As for Harasta in the outskirts of Damascus, it’s been targeted three times, though without knowing how the gas was delivered. Kafer Zaita in Hama was targeted three times using poison gas which was delivered via barrel bombs. Atshan, Zur el Haisa and Al-Tamanah were targeted the once.
The report contains requests to three international agencies – requesting the the Special Committee for the Investigation of Chemical Weapons in Syria to immediately head to the sites in which gas has been used to inspect them. There’s an appeal for the OPCW and the UN Joint Mission to quickly open an immediate investigation in this attack and to release a statement explaining the steps in they’ve carried out to this end.
The report also contains an appeal for the UN Security Council to intervene under Chapter 7 with the aim of the immediate removal of chemicals from the regime which has included them as part of its military arsenal, as the Syrian opposition claim. And the calling of a meeting to issue a resolution obligating the regime to permit the Special Committee for the Investigation of Chemical Weapons to enter all the areas which have have seen the use of chemicals. And an immediate investigation and the cessation of air and land bombardments and referring the Syrian file to the International Criminal Court in order to determine who’s responsible and to guarantee that they’re held to account.
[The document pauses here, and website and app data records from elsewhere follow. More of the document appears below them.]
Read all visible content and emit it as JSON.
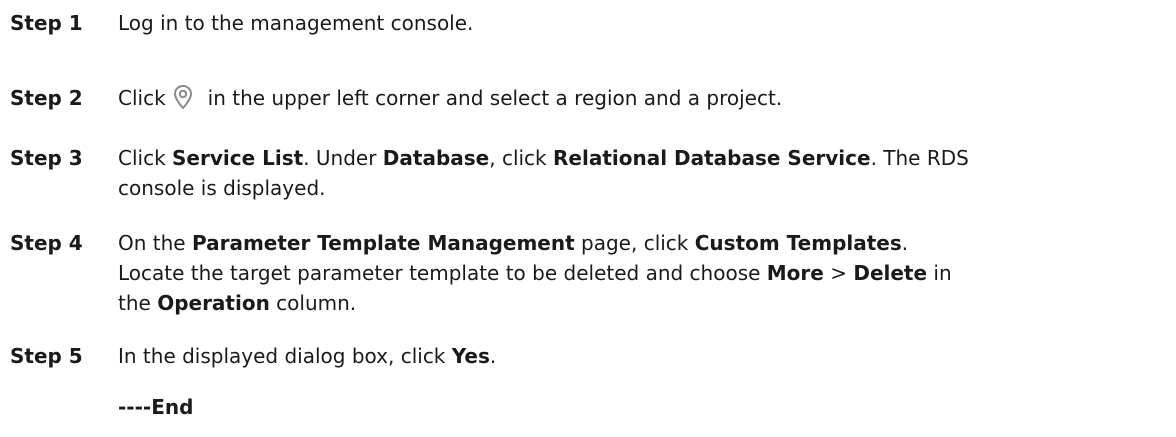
{
  "steps": [
    {
      "label": "Step 1",
      "segments": [
        {
          "text": "Log in to the management console.",
          "bold": false
        }
      ]
    },
    {
      "label": "Step 2",
      "before_icon": "Click",
      "icon": "location-pin-icon",
      "after_icon": "in the upper left corner and select a region and a project."
    },
    {
      "label": "Step 3",
      "segments": [
        {
          "text": "Click ",
          "bold": false
        },
        {
          "text": "Service List",
          "bold": true
        },
        {
          "text": ". Under ",
          "bold": false
        },
        {
          "text": "Database",
          "bold": true
        },
        {
          "text": ", click ",
          "bold": false
        },
        {
          "text": "Relational Database Service",
          "bold": true
        },
        {
          "text": ". The RDS",
          "bold": false
        },
        {
          "text": "\n",
          "bold": false
        },
        {
          "text": "console is displayed.",
          "bold": false
        }
      ]
    },
    {
      "label": "Step 4",
      "segments": [
        {
          "text": "On the ",
          "bold": false
        },
        {
          "text": "Parameter Template Management",
          "bold": true
        },
        {
          "text": " page, click ",
          "bold": false
        },
        {
          "text": "Custom Templates",
          "bold": true
        },
        {
          "text": ".",
          "bold": false
        },
        {
          "text": "\n",
          "bold": false
        },
        {
          "text": "Locate the target parameter template to be deleted and choose ",
          "bold": false
        },
        {
          "text": "More",
          "bold": true
        },
        {
          "text": " > ",
          "bold": false
        },
        {
          "text": "Delete",
          "bold": true
        },
        {
          "text": " in",
          "bold": false
        },
        {
          "text": "\n",
          "bold": false
        },
        {
          "text": "the ",
          "bold": false
        },
        {
          "text": "Operation",
          "bold": true
        },
        {
          "text": " column.",
          "bold": false
        }
      ]
    },
    {
      "label": "Step 5",
      "segments": [
        {
          "text": "In the displayed dialog box, click ",
          "bold": false
        },
        {
          "text": "Yes",
          "bold": true
        },
        {
          "text": ".",
          "bold": false
        }
      ]
    }
  ],
  "end_marker": "----End",
  "icon_color": "#8a8a8a"
}
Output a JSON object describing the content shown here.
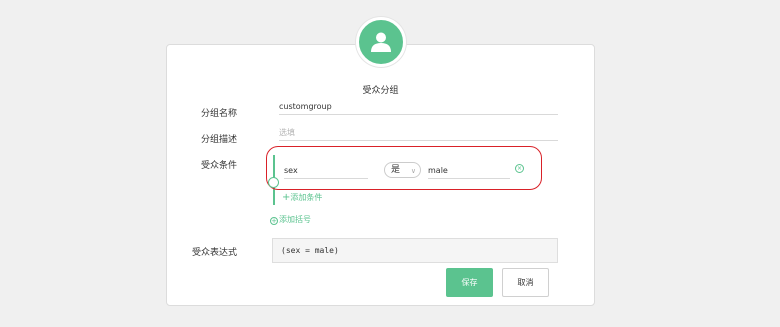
{
  "header": {
    "title": "受众分组",
    "avatar_icon": "user-icon"
  },
  "form": {
    "name_label": "分组名称",
    "name_value": "customgroup",
    "desc_label": "分组描述",
    "desc_placeholder": "选填",
    "conditions_label": "受众条件",
    "condition": {
      "field": "sex",
      "operator": "是",
      "value": "male"
    },
    "add_condition": "添加条件",
    "add_paren": "添加括号",
    "expression_label": "受众表达式",
    "expression_value": "(sex = male)"
  },
  "buttons": {
    "save": "保存",
    "cancel": "取消"
  },
  "colors": {
    "accent": "#5bc38f",
    "highlight": "#d92128",
    "background": "#f0f0f0"
  }
}
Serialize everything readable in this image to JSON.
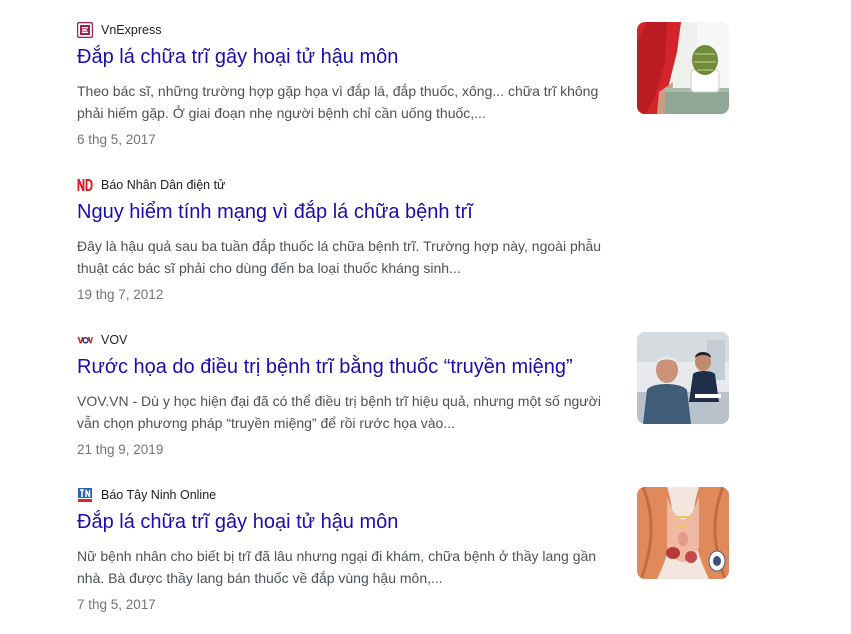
{
  "results": [
    {
      "source": "VnExpress",
      "favicon": "vnexpress-favicon",
      "title": "Đắp lá chữa trĩ gây hoại tử hậu môn",
      "snippet": "Theo bác sĩ, những trường hợp gặp họa vì đắp lá, đắp thuốc, xông... chữa trĩ không phải hiếm gặp. Ở giai đoạn nhẹ người bệnh chỉ cần uống thuốc,...",
      "date": "6 thg 5, 2017",
      "thumbnail": "red-dress-cactus-thumbnail"
    },
    {
      "source": "Báo Nhân Dân điện tử",
      "favicon": "nhandan-favicon",
      "title": "Nguy hiểm tính mạng vì đắp lá chữa bệnh trĩ",
      "snippet": "Đây là hậu quả sau ba tuần đắp thuốc lá chữa bệnh trĩ. Trường hợp này, ngoài phẫu thuật các bác sĩ phải cho dùng đến ba loại thuốc kháng sinh...",
      "date": "19 thg 7, 2012"
    },
    {
      "source": "VOV",
      "favicon": "vov-favicon",
      "title": "Rước họa do điều trị bệnh trĩ bằng thuốc “truyền miệng”",
      "snippet": "VOV.VN - Dù y học hiện đại đã có thể điều trị bệnh trĩ hiệu quả, nhưng một số người vẫn chọn phương pháp “truyền miệng” để rồi rước họa vào...",
      "date": "21 thg 9, 2019",
      "thumbnail": "doctor-patient-thumbnail"
    },
    {
      "source": "Báo Tây Ninh Online",
      "favicon": "tayninh-favicon",
      "title": "Đắp lá chữa trĩ gây hoại tử hậu môn",
      "snippet": "Nữ bệnh nhân cho biết bị trĩ đã lâu nhưng ngại đi khám, chữa bệnh ở thầy lang gần nhà. Bà được thầy lang bán thuốc về đắp vùng hậu môn,...",
      "date": "7 thg 5, 2017",
      "thumbnail": "anatomy-illustration-thumbnail"
    }
  ],
  "colors": {
    "title_link": "#1a0dab",
    "snippet": "#4d5156",
    "date": "#70757a"
  }
}
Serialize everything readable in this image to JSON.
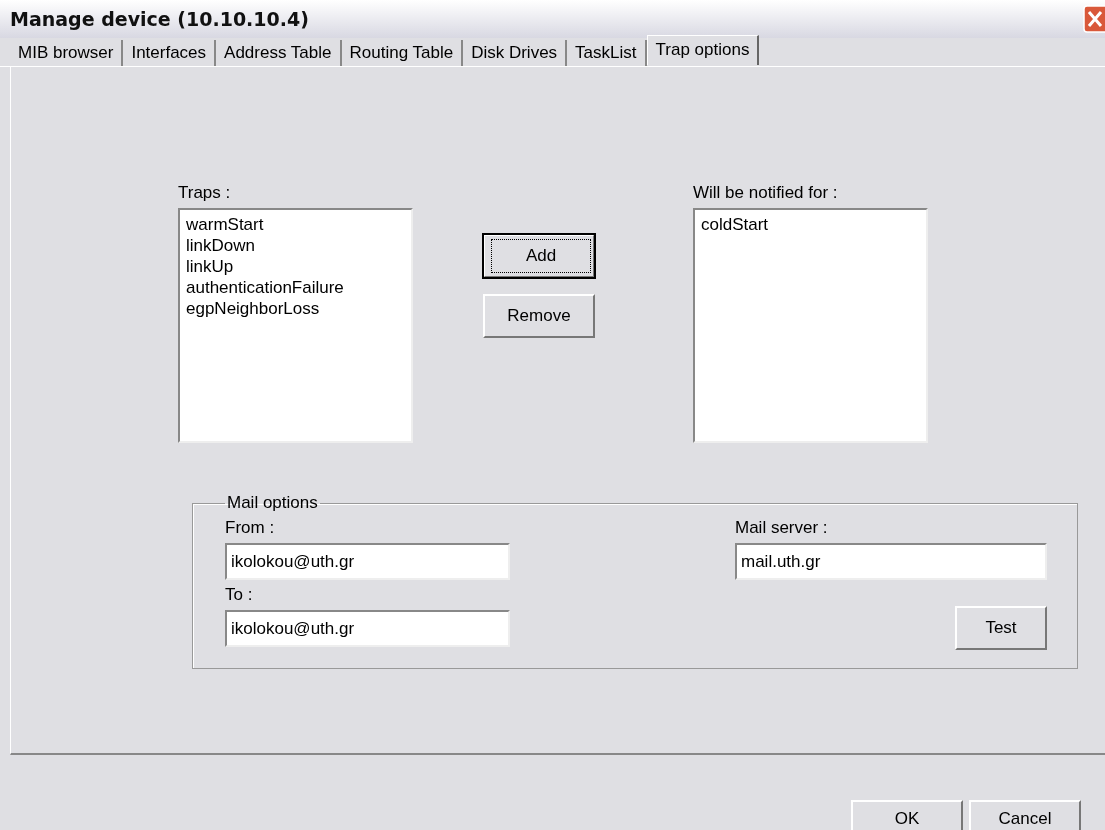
{
  "window": {
    "title": "Manage device (10.10.10.4)"
  },
  "tabs": [
    {
      "label": "MIB browser",
      "selected": false
    },
    {
      "label": "Interfaces",
      "selected": false
    },
    {
      "label": "Address Table",
      "selected": false
    },
    {
      "label": "Routing Table",
      "selected": false
    },
    {
      "label": "Disk Drives",
      "selected": false
    },
    {
      "label": "TaskList",
      "selected": false
    },
    {
      "label": "Trap options",
      "selected": true
    }
  ],
  "traps": {
    "label": "Traps :",
    "items": [
      "warmStart",
      "linkDown",
      "linkUp",
      "authenticationFailure",
      "egpNeighborLoss"
    ]
  },
  "move_buttons": [
    {
      "label": "Add",
      "focused": true
    },
    {
      "label": "Remove",
      "focused": false
    }
  ],
  "notified": {
    "label": "Will be notified for :",
    "items": [
      "coldStart"
    ]
  },
  "mail_options": {
    "title": "Mail options",
    "from": {
      "label": "From :",
      "value": "ikolokou@uth.gr"
    },
    "to": {
      "label": "To :",
      "value": "ikolokou@uth.gr"
    },
    "server": {
      "label": "Mail server :",
      "value": "mail.uth.gr"
    },
    "test_button": "Test"
  },
  "buttons": [
    "OK",
    "Cancel"
  ]
}
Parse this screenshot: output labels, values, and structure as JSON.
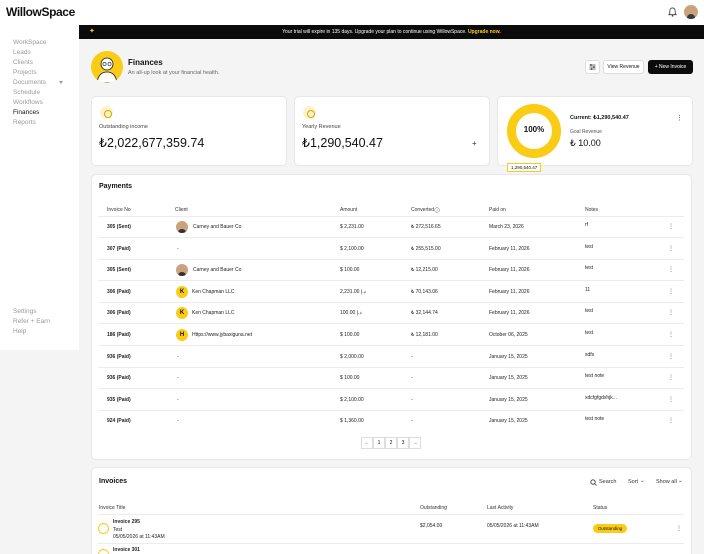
{
  "app": {
    "logo": "WillowSpace"
  },
  "banner": {
    "text": "Your trial will expire in 135 days. Upgrade your plan to continue using WillowSpace.",
    "link": "Upgrade now."
  },
  "sidebar": {
    "items": [
      "WorkSpace",
      "Leads",
      "Clients",
      "Projects",
      "Documents",
      "Schedule",
      "Workflows",
      "Finances",
      "Reports"
    ],
    "bottom": [
      "Settings",
      "Refer + Earn",
      "Help"
    ]
  },
  "header": {
    "title": "Finances",
    "subtitle": "An all-up look at your financial health.",
    "view_revenue": "View Revenue",
    "new_invoice": "New Invoice",
    "new_invoice_plus": "+"
  },
  "stats": {
    "outstanding": {
      "label": "Outstanding income",
      "value": "₺2,022,677,359.74"
    },
    "yearly": {
      "label": "Yearly Revenue",
      "value": "₺1,290,540.47",
      "plus": "+"
    },
    "goal": {
      "percent": "100%",
      "tooltip": "1,290,540.47",
      "current": "Current: ₺1,290,540.47",
      "goal_label": "Goal Revenue",
      "goal_value": "₺ 10.00",
      "progress": 1.0
    }
  },
  "payments": {
    "title": "Payments",
    "columns": [
      "Invoice No",
      "Client",
      "Amount",
      "Converted",
      "Paid on",
      "Notes"
    ],
    "rows": [
      {
        "invoice": "305 (Sent)",
        "client": "Carney and Bauer Co",
        "avatar": "photo",
        "amount": "$ 2,231.00",
        "converted": "₺ 272,516.65",
        "paid": "March 23, 2026",
        "notes": "rf"
      },
      {
        "invoice": "307 (Paid)",
        "client": "-",
        "avatar": "",
        "amount": "$ 2,100.00",
        "converted": "₺ 255,515.00",
        "paid": "February 11, 2026",
        "notes": "test"
      },
      {
        "invoice": "305 (Sent)",
        "client": "Carney and Bauer Co",
        "avatar": "photo",
        "amount": "$ 100.00",
        "converted": "₺ 12,215.00",
        "paid": "February 11, 2026",
        "notes": "test"
      },
      {
        "invoice": "306 (Paid)",
        "client": "Ken Chapman LLC",
        "avatar": "K",
        "amount": "2,231.00 د.إ",
        "converted": "₺ 70,143.06",
        "paid": "February 11, 2026",
        "notes": "11"
      },
      {
        "invoice": "306 (Paid)",
        "client": "Ken Chapman LLC",
        "avatar": "K",
        "amount": "100.00 د.إ",
        "converted": "₺ 32,144.74",
        "paid": "February 11, 2026",
        "notes": "test"
      },
      {
        "invoice": "186 (Paid)",
        "client": "Https://www.jybaxiguna.net",
        "avatar": "H",
        "amount": "$ 100.00",
        "converted": "₺ 12,181.00",
        "paid": "October 06, 2025",
        "notes": "test"
      },
      {
        "invoice": "936 (Paid)",
        "client": "-",
        "avatar": "",
        "amount": "$ 2,000.00",
        "converted": "-",
        "paid": "January 15, 2025",
        "notes": "sdfs"
      },
      {
        "invoice": "936 (Paid)",
        "client": "-",
        "avatar": "",
        "amount": "$ 100.00",
        "converted": "-",
        "paid": "January 15, 2025",
        "notes": "test note"
      },
      {
        "invoice": "935 (Paid)",
        "client": "-",
        "avatar": "",
        "amount": "$ 2,100.00",
        "converted": "-",
        "paid": "January 15, 2025",
        "notes": "xdcfgfgdxhjk..."
      },
      {
        "invoice": "924 (Paid)",
        "client": "-",
        "avatar": "",
        "amount": "$ 1,360.00",
        "converted": "-",
        "paid": "January 15, 2025",
        "notes": "test note"
      }
    ],
    "pagination": [
      "←",
      "1",
      "2",
      "3",
      "→"
    ]
  },
  "invoices": {
    "title": "Invoices",
    "search": "Search",
    "sort": "Sort",
    "show": "Show all",
    "columns": [
      "Invoice Title",
      "Outstanding",
      "Last Activity",
      "Status"
    ],
    "rows": [
      {
        "title": "Invoice 295",
        "sub": "Test",
        "date": "05/05/2026 at 11:43AM",
        "outstanding": "$2,054.00",
        "activity": "05/05/2026 at 11:43AM",
        "status": "Outstanding"
      },
      {
        "title": "Invoice 301"
      }
    ]
  },
  "colors": {
    "accent": "#facc15",
    "dark": "#0b0b0b"
  },
  "icons": [
    "bell-icon",
    "plus-icon",
    "settings-sliders-icon",
    "target-icon",
    "kebab-icon",
    "search-icon",
    "chevron-down-icon"
  ]
}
Both the British Foreign Office and the French President have voiced concerns that the regime is attacking Syrians using chlorine gas.
When it comes to Ba’athists and the horrors they’re prepared to inflict on their own population just to remain in power, it’s nearly impossible to exaggerate. This is because what they’ve been doing for the last three years is almost beyond comprehension.